- Tutorial Type Techniques
The other day i saw an amazing and inspiring video about making crossbow with hairpins, popcicle sticks and a short rope. The result was fairly simple but really appealing, and made me want making one. However, as always, i overdid. The result was a bigger crossbow with trigger, meant as a gift for a friend.
But it wasn’t enough. I wanted do build something more challenging, and i stumbled across this picture.
From that moment i couldn’t think of anything else, i WANTED a repeating crossbow, and even though the picture was decades (or centuries?) old, that was clear enough to start building something.
First of all, i needed the bow. I used two rectangular hairpins (i’m not sure that’s the right term for those) for the flexible parts, glued together with some cyanacrilic. For the rest of the construction i used only PVA glue.
Meanwhile, for the body of the crossbow i used some popcicle sticks glued together, kept under pressure until dry. It took only 10 minutes to have a solid structure.

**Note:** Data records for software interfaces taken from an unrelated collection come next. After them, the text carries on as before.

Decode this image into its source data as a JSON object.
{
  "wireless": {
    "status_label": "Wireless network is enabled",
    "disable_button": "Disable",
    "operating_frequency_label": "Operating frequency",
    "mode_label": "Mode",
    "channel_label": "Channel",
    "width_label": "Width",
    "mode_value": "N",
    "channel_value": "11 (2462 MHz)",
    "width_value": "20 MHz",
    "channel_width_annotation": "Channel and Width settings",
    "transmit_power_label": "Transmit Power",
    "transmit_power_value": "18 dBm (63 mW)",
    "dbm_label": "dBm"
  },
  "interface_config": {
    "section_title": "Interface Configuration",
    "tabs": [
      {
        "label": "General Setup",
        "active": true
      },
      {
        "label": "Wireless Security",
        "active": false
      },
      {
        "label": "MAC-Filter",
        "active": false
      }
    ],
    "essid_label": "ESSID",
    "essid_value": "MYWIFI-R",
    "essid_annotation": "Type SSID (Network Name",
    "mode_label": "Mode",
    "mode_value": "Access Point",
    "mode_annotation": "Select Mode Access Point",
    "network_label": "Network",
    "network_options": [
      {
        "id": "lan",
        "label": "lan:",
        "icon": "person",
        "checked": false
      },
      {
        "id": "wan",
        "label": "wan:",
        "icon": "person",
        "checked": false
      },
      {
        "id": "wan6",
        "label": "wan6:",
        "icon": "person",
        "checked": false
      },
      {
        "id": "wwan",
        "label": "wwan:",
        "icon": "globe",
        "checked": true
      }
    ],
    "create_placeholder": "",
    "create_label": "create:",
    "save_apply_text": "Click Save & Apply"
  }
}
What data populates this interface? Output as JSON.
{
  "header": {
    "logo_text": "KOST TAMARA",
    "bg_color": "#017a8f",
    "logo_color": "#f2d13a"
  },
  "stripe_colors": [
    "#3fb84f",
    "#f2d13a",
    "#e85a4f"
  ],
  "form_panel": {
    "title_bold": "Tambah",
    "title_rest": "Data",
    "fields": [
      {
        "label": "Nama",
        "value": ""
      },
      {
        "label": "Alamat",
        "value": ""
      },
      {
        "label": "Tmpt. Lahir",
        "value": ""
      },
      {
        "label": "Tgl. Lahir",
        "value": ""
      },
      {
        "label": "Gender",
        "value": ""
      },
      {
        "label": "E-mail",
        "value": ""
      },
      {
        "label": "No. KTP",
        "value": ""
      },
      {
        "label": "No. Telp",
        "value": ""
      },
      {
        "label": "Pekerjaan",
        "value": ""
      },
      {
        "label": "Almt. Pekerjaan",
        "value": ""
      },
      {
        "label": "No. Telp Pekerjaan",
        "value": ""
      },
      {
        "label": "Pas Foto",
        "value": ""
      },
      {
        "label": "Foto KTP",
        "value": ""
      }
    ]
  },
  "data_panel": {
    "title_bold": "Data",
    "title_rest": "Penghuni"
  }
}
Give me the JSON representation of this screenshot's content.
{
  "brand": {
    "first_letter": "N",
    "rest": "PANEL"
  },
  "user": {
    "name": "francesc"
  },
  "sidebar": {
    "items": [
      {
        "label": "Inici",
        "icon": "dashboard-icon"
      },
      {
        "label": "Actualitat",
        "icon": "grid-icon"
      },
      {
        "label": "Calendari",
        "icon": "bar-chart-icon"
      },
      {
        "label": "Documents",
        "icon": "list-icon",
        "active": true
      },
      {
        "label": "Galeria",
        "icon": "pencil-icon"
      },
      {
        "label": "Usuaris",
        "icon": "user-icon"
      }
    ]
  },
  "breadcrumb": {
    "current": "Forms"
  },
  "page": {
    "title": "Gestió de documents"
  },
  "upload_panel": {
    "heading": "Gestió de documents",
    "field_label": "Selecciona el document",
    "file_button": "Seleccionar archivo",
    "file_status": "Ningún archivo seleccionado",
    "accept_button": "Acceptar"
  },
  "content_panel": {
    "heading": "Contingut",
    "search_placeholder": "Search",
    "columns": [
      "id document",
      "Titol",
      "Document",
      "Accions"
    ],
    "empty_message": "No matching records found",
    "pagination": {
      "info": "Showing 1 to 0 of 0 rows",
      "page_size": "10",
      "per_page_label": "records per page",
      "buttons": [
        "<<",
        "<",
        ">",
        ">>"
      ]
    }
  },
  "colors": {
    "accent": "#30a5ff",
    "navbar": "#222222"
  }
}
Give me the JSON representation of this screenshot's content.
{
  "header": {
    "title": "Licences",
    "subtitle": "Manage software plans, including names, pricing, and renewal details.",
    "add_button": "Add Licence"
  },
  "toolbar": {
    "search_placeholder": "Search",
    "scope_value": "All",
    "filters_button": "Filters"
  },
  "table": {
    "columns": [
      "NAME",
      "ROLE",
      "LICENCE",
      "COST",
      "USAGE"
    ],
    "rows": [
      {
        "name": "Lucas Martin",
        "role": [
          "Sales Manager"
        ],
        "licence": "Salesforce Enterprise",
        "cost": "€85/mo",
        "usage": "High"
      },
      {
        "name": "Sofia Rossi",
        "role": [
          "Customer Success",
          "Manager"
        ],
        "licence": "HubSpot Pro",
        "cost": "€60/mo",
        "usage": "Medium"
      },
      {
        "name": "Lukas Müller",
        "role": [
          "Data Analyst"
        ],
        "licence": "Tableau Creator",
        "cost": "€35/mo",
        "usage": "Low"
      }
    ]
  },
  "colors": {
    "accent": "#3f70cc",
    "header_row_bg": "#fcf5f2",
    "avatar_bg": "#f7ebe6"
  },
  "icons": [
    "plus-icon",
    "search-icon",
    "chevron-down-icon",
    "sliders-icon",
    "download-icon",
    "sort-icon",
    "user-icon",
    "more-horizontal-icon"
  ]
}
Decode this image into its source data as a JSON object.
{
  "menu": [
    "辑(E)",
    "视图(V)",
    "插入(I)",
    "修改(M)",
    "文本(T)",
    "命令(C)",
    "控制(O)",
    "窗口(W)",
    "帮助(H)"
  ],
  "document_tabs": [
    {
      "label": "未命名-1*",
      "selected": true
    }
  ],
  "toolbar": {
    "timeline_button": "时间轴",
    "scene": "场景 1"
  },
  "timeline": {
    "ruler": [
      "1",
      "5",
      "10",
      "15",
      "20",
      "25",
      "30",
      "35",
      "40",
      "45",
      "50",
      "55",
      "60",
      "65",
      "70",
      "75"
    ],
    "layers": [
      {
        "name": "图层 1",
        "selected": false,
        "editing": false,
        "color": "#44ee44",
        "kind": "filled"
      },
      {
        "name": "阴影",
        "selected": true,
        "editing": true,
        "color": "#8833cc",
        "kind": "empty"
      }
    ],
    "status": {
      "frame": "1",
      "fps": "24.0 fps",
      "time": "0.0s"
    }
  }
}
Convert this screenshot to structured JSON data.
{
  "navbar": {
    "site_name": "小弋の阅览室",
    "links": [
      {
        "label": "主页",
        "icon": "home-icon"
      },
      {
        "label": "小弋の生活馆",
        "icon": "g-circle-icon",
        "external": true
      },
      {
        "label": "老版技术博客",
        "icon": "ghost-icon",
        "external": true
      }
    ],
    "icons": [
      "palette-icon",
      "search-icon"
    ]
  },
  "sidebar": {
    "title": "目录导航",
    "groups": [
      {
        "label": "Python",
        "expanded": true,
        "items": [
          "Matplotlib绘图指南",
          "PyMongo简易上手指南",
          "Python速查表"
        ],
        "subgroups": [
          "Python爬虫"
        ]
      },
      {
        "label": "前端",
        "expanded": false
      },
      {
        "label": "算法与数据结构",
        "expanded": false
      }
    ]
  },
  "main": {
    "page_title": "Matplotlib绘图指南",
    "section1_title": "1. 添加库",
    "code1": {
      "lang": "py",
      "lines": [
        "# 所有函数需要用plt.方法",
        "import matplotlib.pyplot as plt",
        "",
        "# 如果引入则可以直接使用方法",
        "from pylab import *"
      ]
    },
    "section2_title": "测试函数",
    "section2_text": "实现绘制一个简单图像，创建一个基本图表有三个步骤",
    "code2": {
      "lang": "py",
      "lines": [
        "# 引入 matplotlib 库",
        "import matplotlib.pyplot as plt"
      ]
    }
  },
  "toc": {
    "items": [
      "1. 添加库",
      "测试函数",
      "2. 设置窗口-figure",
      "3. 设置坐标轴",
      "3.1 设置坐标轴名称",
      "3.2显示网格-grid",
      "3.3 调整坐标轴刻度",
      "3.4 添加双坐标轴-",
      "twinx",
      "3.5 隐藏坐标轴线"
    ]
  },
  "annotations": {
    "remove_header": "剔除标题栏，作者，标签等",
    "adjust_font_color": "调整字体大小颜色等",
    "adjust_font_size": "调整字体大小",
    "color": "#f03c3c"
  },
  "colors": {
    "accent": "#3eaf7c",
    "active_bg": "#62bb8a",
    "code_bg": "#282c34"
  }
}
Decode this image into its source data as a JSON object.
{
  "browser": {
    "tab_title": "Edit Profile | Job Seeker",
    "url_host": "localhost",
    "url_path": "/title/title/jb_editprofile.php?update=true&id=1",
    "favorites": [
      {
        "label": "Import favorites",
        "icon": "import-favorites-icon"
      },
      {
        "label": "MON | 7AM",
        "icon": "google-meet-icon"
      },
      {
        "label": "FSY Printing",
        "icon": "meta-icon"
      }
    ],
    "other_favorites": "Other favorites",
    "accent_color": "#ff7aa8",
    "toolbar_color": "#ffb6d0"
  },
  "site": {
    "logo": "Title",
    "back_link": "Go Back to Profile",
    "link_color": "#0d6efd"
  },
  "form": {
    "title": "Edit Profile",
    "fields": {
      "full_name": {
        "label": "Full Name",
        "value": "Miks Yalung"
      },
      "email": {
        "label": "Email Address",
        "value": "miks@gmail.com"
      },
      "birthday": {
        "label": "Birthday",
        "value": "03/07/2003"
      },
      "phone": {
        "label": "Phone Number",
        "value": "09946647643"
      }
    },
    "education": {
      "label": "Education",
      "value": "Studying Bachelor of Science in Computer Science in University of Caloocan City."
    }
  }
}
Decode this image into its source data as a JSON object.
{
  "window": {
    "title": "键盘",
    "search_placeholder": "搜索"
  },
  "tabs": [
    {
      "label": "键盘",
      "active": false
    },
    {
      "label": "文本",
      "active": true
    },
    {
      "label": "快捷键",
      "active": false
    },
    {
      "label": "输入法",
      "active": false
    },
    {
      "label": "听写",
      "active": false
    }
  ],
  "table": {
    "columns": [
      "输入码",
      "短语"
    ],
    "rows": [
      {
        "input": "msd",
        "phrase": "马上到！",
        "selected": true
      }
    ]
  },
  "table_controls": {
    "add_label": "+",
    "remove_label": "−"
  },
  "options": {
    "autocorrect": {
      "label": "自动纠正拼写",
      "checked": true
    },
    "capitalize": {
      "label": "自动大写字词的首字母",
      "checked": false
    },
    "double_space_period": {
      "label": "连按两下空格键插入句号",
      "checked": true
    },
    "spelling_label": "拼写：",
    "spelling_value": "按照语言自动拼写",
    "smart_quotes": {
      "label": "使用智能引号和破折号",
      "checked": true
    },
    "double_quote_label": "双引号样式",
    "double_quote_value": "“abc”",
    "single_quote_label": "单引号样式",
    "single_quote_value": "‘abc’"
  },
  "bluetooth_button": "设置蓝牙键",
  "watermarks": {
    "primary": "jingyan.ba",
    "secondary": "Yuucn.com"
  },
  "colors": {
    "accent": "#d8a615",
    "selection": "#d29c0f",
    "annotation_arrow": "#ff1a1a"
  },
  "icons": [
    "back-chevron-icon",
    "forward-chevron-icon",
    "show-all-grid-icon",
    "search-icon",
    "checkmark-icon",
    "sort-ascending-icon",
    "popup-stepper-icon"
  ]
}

I glued on the sides another two sticks, this time a little elevated to create a rail.
On the back side, i cleaned the irregularities with a cutter, then i finely sanded the surface to have a smooth finish.
I removed part of the rail, where the grip will be, then i glued the bow on the tip of the body. Now the crossbow shape is clrealry visible.
The recharging mechanism is really similar to the one shown in the ancient illustration. I used two sticks to make the beaming, taking the measurements before cutting them in shape. Note that for the whole project i didn’t use any ruler. Just relative measuring.
Using a metal rod obtained from a paperclip i fixed the two joints of the loading mechanism. The central moving part is visible in the photo, and has a gap where the rope will remain blocked turing the loading.
To prevent the two beams of the loading mechanism to move indipendently, i blocked them on both sides. After the glue was dry, they were a single piece.
Let’s take a closer look to the moving part in the center. Note that the “arrows magazine” is still not in position. If i had to make a second repeating crossbow (and i will), i would have added the magazine from the beginning. However, that is what i have: the frontal part has a smaller railing to keep the arrow (in this case, a matchstick) in position. Behind that there’s a gap for the bow rope. The rest of the beam on the bottom is very important, because it will push the whole piece down, releasing the rope and shooting the arrow.
Once placed the arrow magazine, the crossbow looked like this:
You can see that there are two small beam on the front to guide the moving part in the right direction, preventing trasversal deviations.
I had to try the crossbow several times (many, really) and tweak a few minor issues. Mainly, i had to add a small wooden piece on the back of the magazine to prevent the arrows to slide behind when loading, and i had to sand all the critical surfaces to have a smoother movement.
the result, however, was amazing. Today the crossbow had the first debut in the lab, and all my colleagues played with it.
Who could ask for more? Well… ME! I wanted a video, and i did it!
Ok, that’s not properly modelling. But it works, and shoots arrows! I could virtually light the three matches before shooting too, with an even more awesome result!
…Maybe next time.
Stay tuned, and cheers!